One of the highest calls our counseling team has received from parents struggling with feelings of frustration, sadness, or anger because of a broken relationship with their adult children. It hurts the heart.
It is also common. A 2015 study by Richard Conti at Kean University found that 43 percent of college students are separated from their parents at some point. Twenty -six percent reported prolonged separation.
If the parent/adult child relationship is broken, the most effective solution is to change the boundaries. Boundaries are God’s way for us to live in freedom so we can take control of our lives and love Him and others more.
We focus on the parent/adult child relationship in our Family Broadcast Focus ”Healing the Parent and Adult Child Relationship”With our guest, author and psychologist Dr. John Townsend. He shares:
- Common ways an adult child can contribute to a relationship problem – and how parents respond.
- Common ways parents can contribute to relationship division – and how to respond to the adult child.
- Basic principles of boundaries, how to set them, and expectations for resistance from another family member.
- Roadblocks to the borders.
- Forgiveness and reconciliation.
- How to take your troubles to God to find freedom.
Boundaries create freedom, and freedom always finds its final expression through love. “For, brethren, ye have been called unto liberty; Do not use your freedom as an opportunity for the flesh, but through love serve one another. For the whole law is fulfilled in one word: “’You must love your neighbor as yourself’” (Gal. 5: 13-14).

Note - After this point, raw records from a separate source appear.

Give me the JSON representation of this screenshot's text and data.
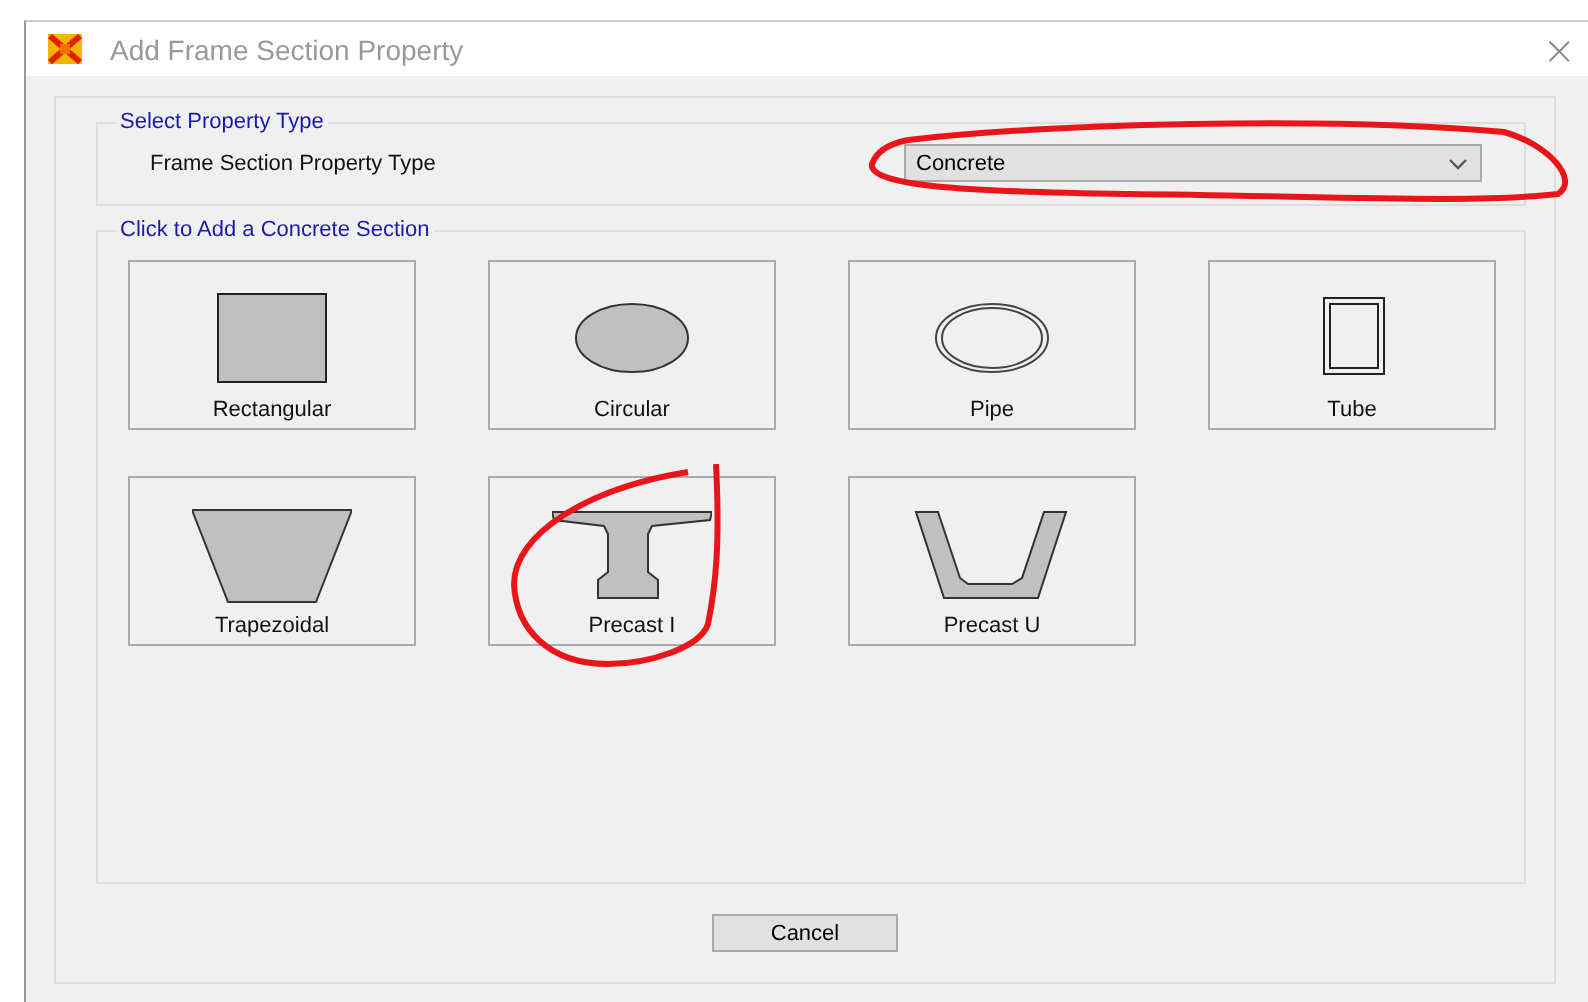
{
  "window": {
    "title": "Add Frame Section Property",
    "close": "×"
  },
  "property_group": {
    "title": "Select Property Type",
    "label": "Frame Section Property Type",
    "value": "Concrete",
    "circled": true
  },
  "sections_group": {
    "title": "Click to Add a Concrete Section",
    "items": [
      {
        "label": "Rectangular",
        "kind": "rectangular",
        "circled": false
      },
      {
        "label": "Circular",
        "kind": "circular",
        "circled": false
      },
      {
        "label": "Pipe",
        "kind": "pipe",
        "circled": false
      },
      {
        "label": "Tube",
        "kind": "tube",
        "circled": false
      },
      {
        "label": "Trapezoidal",
        "kind": "trapezoidal",
        "circled": false
      },
      {
        "label": "Precast I",
        "kind": "precast_i",
        "circled": true
      },
      {
        "label": "Precast U",
        "kind": "precast_u",
        "circled": false
      }
    ]
  },
  "buttons": [
    "Cancel"
  ]
}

Before I end, I want to remind you of our year -end campaign here at Focus on the Family. Generous friends match every donation you make to this ministry. Which means your gift will even double to save a painful marriage, equip parents, and give hope to families.
With your gift of any amount, we will send you the book of Dr. John Townsend Boundaries: When to Say Yes, How to Say No to Take Control of Your Life. Visit our website for more information or call 1-800-A-FAMILY (232-6459).